 As respects the first protection order, the evidence is that the defendant informed the magistrate that the interim order should not be confirmed. What the defendant wanted was for the magistrate’s court to warn the plaintiff ‘to reform his behaviour’. As to the second interim order, the uncontradicted evidence is that the defendant could not attend the enquiry proceedings due to work related commitments. Accordingly, the magistrate’s court dismissed the application. As Mr Mukondomi submitted, the interim orders were not dismissed on the merits. This submission has force and is valid.
 Therefore, I reject the submission by Mr Nanhapo that the interim orders were not confirmed because there were no acts of violence perpetrated against the defendant. Fear is the bad feeling that you have when you are in danger, when something bad might happen to you or when a particular thing frightens you. It is a general feeling.2 It is, therefore, subjective. In my view, the fact that the defendant applied for the interim orders establishes the fear she had of the plaintiff. On the facts and in the circumstances, the fact that the interim orders were not confirmed is of no moment. I do not find her feeling of fear of the plaintiff unjustified.
 Malicious desertion is the departure of a spouse from the matrimonial home without good cause.3 The critical question is, therefore, whether the plaintiff made marriage life insufferable for the defendant.4

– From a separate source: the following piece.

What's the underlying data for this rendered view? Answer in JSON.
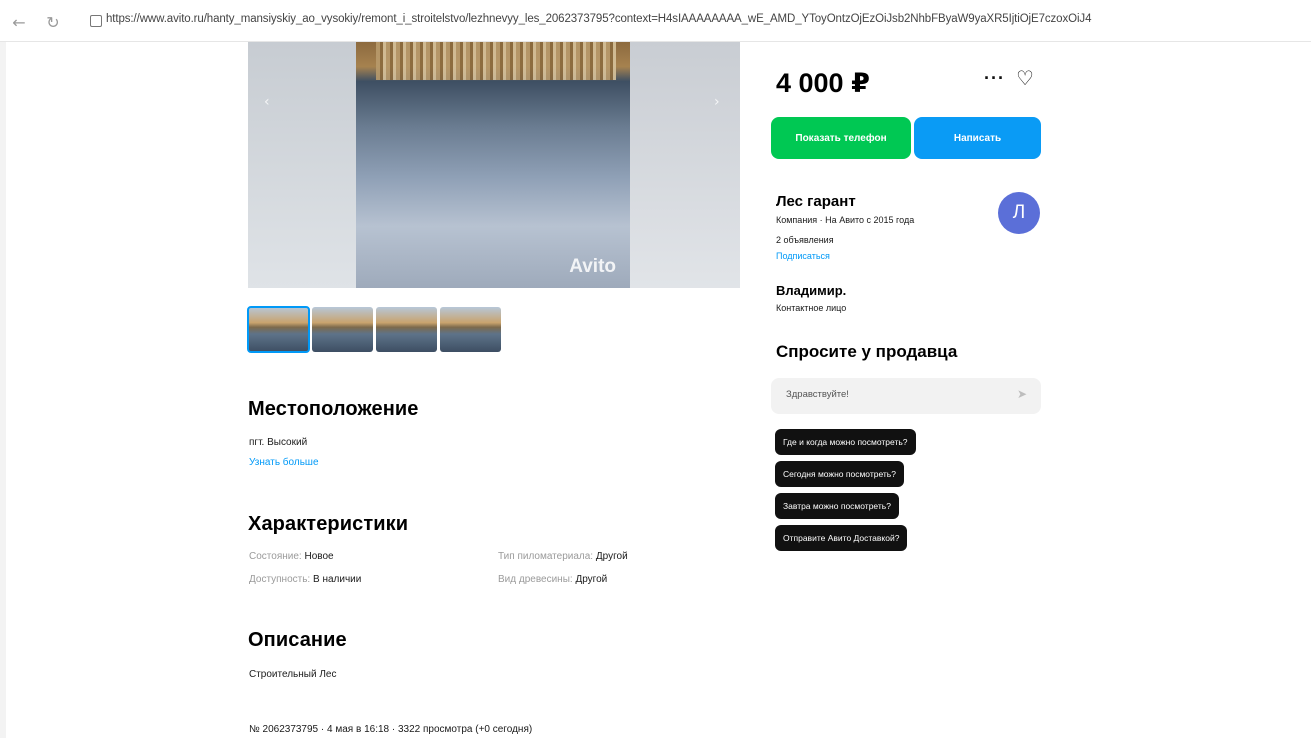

 On the evidence, I find that the plaintiff’s violent conduct rendered further cohabitation with him dangerous for the defendant. The plaintiff made marriage life insufferable for the defendant.5 Consequently, I conclude that the defendant departed from the matrimonial home with good cause.6
 The result is that the plaintiff has failed to establish malicious desertion on the part of the defendant. Consequently, I decline to grant a general forfeiture order against the defendant, and a priori, I incline to grant the defendant’s claim in reconvention that the court orders the division of the joint estate equally between the plaintiff and the defendant. I have decided previously the defendant’s other claims in reconvention set out in paras 3, 4, 5 and 6 of her counterclaim.
 As to costs, I find that the parties have shared the honours almost equally. I, therefore, think that it is just and reasonable that each party pays his or her own costs of suit.
 Based on these reasons, I order as follows:
1. The bonds of marriage subsisting between the plaintiff and the defendant are hereby dissolved.
Note to the parties:
T Nanhapo Incorporated, Windhoek
Gaenor Michaels & Associates, Windhoek
1 Geomar Consult CC v China Harbour Engineering Company Ltd Namibia NAHCMD 455 (5 October 2021) para 25.
2 Oxford Advanced Learners Dictionary.
3 Holland v Holland 1974 PHB 11.
4 Clifford Mortimer and CTA Wilkenson Raydon’s Practice and Law in the Divorce Division of the High Court of Justice 2ed (1926) at 136.
6 Holland v Holland footnote 5.